- _Listed entries_
......
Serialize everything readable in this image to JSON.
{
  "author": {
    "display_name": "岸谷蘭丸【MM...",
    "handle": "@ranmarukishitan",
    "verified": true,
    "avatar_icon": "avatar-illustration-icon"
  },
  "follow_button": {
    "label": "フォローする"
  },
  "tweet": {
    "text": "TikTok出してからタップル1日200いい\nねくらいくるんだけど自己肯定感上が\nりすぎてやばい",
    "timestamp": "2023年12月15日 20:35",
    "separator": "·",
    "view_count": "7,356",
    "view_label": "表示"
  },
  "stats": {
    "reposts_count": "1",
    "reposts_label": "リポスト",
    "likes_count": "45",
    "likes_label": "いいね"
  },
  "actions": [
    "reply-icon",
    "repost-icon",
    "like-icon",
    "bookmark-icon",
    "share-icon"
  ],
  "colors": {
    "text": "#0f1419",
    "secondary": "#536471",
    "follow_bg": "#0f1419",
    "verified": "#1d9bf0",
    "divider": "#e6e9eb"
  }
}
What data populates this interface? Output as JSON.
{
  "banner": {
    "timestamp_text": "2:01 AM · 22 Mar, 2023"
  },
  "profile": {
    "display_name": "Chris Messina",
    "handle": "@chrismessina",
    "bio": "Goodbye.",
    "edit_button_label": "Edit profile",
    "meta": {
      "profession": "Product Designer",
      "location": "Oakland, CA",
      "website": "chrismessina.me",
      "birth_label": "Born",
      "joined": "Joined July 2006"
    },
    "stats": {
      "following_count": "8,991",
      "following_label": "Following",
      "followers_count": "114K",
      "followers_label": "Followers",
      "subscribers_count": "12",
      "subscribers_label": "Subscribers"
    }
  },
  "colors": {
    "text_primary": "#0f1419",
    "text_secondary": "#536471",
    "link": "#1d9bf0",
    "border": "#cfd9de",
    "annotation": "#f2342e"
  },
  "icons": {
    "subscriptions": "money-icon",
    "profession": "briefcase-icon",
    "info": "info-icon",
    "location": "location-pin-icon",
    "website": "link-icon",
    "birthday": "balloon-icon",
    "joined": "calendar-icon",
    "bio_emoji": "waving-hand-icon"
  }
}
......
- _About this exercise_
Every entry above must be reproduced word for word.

- _Expected answer_
Serialize everything readable in this image to JSON.
{
  "author": {
    "display_name": "岸谷蘭丸【MM...",
    "handle": "@ranmarukishitan",
    "verified": true,
    "avatar_icon": "avatar-illustration-icon"
  },
  "follow_button": {
    "label": "フォローする"
  },
  "tweet": {
    "text": "TikTok出してからタップル1日200いい\nねくらいくるんだけど自己肯定感上が\nりすぎてやばい",
    "timestamp": "2023年12月15日 20:35",
    "separator": "·",
    "view_count": "7,356",
    "view_label": "表示"
  },
  "stats": {
    "reposts_count": "1",
    "reposts_label": "リポスト",
    "likes_count": "45",
    "likes_label": "いいね"
  },
  "actions": [
    "reply-icon",
    "repost-icon",
    "like-icon",
    "bookmark-icon",
    "share-icon"
  ],
  "colors": {
    "text": "#0f1419",
    "secondary": "#536471",
    "follow_bg": "#0f1419",
    "verified": "#1d9bf0",
    "divider": "#e6e9eb"
  }
}
What data populates this interface? Output as JSON.
{
  "banner": {
    "timestamp_text": "2:01 AM · 22 Mar, 2023"
  },
  "profile": {
    "display_name": "Chris Messina",
    "handle": "@chrismessina",
    "bio": "Goodbye.",
    "edit_button_label": "Edit profile",
    "meta": {
      "profession": "Product Designer",
      "location": "Oakland, CA",
      "website": "chrismessina.me",
      "birth_label": "Born",
      "joined": "Joined July 2006"
    },
    "stats": {
      "following_count": "8,991",
      "following_label": "Following",
      "followers_count": "114K",
      "followers_label": "Followers",
      "subscribers_count": "12",
      "subscribers_label": "Subscribers"
    }
  },
  "colors": {
    "text_primary": "#0f1419",
    "text_secondary": "#536471",
    "link": "#1d9bf0",
    "border": "#cfd9de",
    "annotation": "#f2342e"
  },
  "icons": {
    "subscriptions": "money-icon",
    "profession": "briefcase-icon",
    "info": "info-icon",
    "location": "location-pin-icon",
    "website": "link-icon",
    "birthday": "balloon-icon",
    "joined": "calendar-icon",
    "bio_emoji": "waving-hand-icon"
  }
}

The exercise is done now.